  • Servo Control line (white or yellow wire) to DCU line D4
  • Servo 5V (red wire) to DCU line XP (power)
  • Servo GND (black wire) to DUC line GND

Plug the sensor and DCU into the Analog 1 and Digital 2 ports, respectively, on the Vernier Arduino Interface Shield or into Analog and Digital Protoboard Adapters wired as explained in the Connecting Vernier Sensors to the Arduino Using a Breadboard section. An external power supply, such as the LabQuest Power Supply, is required to power the servo motor.

Stepper Motors

There are two basic types of small, permanent-magnet stepper motors: bipolar and unipolar. Bipolar stepper motors have four wires that connect to the ends of two motor coils. Unipolar motors have five, six, or eight wires, four of which will connect to the ends of four motor coils. The easiest way to control a stepper motor with an Arduino is to connect it to the DCU, but the tricky part is identifying how to connect the wires.

If you are using a bipolar stepper motor, the first step is to identify which two wires go to the same coil. You can do this either by looking at a wiring diagram on the manufacturer’s website or by measuring the resistance between a pair of wires with a multimeter. The motor coil will have only a few ohms of resistance (often about 20 ohms on small motors), so find the pairs of wires with low resistance between them. When you have identified the two pairs, wire one pair to DCU lines D1 and D2; wire the other pair to DCU lines D3 and D4. Plug the DCU into the Digital 2 port on the Vernier Arduino Interface Shield or a Digital Protoboard Adapter wired to Arduino pins 6, 7, 8, and 9 as explained in the Connecting Vernier Sensors to the Arduino Using a Breadboard section. Connect an external power supply, such as the LabQuest Power Supply, to the DCU.

If you are using a unipolar stepper, you need to identify which four wires are “live.” The “live” wires will go to the four motor coils; the other wires are ground wires. Use a multimeter to measure the resistance between pairs of wires. The resistance between one “live” wire and a ground wire will be small (about 20 ohms), while the resistance between two ground wires will be negligible (zero). When you have identified the four “live” wires, connect them to DCU lines D1, D2, D3, and D4.

The VernierLib library contains a function to control a stepper motor:
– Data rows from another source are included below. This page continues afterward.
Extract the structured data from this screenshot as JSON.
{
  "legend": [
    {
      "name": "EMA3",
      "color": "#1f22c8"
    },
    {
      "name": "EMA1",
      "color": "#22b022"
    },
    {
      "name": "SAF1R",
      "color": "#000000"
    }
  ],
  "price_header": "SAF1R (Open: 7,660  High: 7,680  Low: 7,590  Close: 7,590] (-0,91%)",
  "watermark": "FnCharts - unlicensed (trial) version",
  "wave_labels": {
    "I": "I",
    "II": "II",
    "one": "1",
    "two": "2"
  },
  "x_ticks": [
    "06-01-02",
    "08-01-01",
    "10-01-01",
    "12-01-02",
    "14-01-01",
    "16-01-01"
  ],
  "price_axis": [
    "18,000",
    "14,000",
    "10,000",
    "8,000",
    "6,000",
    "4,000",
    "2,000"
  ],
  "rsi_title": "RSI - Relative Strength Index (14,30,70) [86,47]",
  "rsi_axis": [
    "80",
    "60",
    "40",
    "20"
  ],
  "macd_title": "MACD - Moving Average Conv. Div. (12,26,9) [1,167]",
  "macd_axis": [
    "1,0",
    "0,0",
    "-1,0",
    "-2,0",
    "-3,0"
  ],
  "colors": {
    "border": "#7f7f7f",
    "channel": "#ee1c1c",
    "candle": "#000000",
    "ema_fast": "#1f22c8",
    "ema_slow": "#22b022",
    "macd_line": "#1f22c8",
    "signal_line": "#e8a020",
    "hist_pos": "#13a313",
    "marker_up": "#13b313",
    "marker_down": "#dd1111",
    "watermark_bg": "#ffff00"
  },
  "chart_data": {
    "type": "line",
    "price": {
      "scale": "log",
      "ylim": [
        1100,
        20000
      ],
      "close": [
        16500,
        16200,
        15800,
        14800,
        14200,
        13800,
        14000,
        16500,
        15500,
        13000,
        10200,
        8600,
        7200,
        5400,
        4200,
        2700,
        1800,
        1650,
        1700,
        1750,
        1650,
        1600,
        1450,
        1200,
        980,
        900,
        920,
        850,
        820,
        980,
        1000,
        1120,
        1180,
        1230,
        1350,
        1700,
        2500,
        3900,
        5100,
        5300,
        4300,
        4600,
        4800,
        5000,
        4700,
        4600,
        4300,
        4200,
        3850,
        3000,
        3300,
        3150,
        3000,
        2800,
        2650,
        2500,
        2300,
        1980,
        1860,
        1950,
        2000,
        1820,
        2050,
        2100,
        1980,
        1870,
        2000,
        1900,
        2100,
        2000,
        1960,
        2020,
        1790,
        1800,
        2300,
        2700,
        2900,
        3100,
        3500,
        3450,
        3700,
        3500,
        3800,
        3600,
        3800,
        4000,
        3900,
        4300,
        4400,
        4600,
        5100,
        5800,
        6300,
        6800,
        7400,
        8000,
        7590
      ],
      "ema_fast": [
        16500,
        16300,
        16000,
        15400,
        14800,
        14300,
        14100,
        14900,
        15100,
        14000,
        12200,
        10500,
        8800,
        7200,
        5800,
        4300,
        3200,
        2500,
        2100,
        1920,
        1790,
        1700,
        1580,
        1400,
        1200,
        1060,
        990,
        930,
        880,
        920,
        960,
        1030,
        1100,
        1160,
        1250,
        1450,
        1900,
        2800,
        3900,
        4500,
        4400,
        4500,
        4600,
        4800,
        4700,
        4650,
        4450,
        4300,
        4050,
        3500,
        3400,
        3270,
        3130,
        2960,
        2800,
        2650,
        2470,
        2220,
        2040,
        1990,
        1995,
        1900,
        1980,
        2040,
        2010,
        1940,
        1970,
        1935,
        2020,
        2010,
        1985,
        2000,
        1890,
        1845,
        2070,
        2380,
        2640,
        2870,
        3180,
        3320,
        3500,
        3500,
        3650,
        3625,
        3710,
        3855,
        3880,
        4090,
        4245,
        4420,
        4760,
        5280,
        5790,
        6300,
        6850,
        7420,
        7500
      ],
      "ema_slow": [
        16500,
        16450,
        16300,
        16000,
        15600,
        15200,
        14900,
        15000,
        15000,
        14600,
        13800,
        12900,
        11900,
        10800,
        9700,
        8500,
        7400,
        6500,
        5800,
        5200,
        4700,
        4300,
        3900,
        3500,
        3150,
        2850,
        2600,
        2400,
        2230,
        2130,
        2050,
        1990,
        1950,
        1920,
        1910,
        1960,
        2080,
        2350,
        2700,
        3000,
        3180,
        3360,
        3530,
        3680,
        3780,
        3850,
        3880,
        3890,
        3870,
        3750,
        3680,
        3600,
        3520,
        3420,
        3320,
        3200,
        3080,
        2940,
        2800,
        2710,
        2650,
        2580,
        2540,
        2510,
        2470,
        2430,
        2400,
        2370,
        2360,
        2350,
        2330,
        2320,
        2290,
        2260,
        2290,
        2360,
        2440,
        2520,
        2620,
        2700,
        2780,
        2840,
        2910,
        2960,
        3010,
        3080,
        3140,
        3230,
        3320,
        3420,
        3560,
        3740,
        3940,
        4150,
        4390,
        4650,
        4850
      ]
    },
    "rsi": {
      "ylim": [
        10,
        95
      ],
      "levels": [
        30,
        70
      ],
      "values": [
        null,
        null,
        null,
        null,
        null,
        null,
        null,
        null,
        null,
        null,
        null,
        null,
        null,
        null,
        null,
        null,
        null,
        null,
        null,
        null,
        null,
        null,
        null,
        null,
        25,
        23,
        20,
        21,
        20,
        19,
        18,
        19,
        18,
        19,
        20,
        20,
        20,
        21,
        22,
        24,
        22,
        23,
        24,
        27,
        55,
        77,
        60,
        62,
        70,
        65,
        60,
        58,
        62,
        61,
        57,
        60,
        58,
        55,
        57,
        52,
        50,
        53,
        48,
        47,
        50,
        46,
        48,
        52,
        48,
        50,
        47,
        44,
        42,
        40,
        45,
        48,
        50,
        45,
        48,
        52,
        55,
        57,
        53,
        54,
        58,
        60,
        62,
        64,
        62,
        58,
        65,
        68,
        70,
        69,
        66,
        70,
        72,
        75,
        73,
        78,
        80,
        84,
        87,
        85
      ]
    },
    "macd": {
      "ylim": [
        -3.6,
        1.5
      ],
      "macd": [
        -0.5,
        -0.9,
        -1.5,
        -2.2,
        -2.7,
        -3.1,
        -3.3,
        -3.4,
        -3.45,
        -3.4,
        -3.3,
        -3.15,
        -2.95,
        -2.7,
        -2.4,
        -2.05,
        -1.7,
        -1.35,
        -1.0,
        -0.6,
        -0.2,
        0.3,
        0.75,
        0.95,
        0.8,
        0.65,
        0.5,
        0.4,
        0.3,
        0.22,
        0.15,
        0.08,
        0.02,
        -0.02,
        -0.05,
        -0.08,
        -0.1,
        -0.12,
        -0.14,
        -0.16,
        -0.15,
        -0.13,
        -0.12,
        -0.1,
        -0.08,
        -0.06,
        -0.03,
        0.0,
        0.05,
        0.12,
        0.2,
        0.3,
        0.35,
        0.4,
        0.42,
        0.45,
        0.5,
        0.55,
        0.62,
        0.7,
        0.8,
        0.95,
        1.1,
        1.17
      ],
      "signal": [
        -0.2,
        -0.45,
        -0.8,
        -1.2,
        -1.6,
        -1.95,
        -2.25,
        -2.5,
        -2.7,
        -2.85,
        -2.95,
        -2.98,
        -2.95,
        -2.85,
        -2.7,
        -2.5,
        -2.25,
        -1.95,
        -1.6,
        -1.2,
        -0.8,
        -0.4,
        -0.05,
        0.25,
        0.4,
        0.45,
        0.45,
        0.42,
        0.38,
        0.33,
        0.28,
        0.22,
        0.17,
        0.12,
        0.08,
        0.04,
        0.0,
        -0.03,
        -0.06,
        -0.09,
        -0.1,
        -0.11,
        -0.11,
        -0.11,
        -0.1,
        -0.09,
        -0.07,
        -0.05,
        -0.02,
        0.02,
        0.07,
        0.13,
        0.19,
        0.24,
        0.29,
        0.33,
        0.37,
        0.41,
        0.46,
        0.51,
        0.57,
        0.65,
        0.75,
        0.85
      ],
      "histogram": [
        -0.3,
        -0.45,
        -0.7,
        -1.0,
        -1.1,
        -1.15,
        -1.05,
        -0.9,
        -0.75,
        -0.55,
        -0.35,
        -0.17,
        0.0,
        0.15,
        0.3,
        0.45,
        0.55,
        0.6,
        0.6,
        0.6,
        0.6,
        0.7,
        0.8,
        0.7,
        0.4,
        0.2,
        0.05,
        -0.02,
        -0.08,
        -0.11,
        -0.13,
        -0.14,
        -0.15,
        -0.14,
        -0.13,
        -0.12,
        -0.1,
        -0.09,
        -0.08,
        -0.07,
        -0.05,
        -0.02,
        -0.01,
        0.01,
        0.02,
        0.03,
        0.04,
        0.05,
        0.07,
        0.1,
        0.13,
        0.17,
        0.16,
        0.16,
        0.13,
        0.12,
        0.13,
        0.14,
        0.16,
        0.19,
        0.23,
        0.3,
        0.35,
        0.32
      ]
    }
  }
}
Vernier.DCUStep(stepCount, stepDirection, stepDelay);

where stepCount is the number of steps the motor turns, stepDirection specifies whether the motor rotates clockwise or counterclockwise, and stepDelay is the pause between each step measured in milliseconds (the shorter the delay, the faster the motor turns). Note that the number of degrees the motor turns per step is determined by the manufacturer.

The sample sketch, VernierLibTutorialDCUStepper, will make the stepper motor rotate one complete rotation clockwise, stop for one second, and then rotate one complete rotation counterclockwise. Note if your motor does not rotate as expected, try switching the wires in the DCU screw terminal. Finding the correct wiring pattern is basically a trial-and-error situation.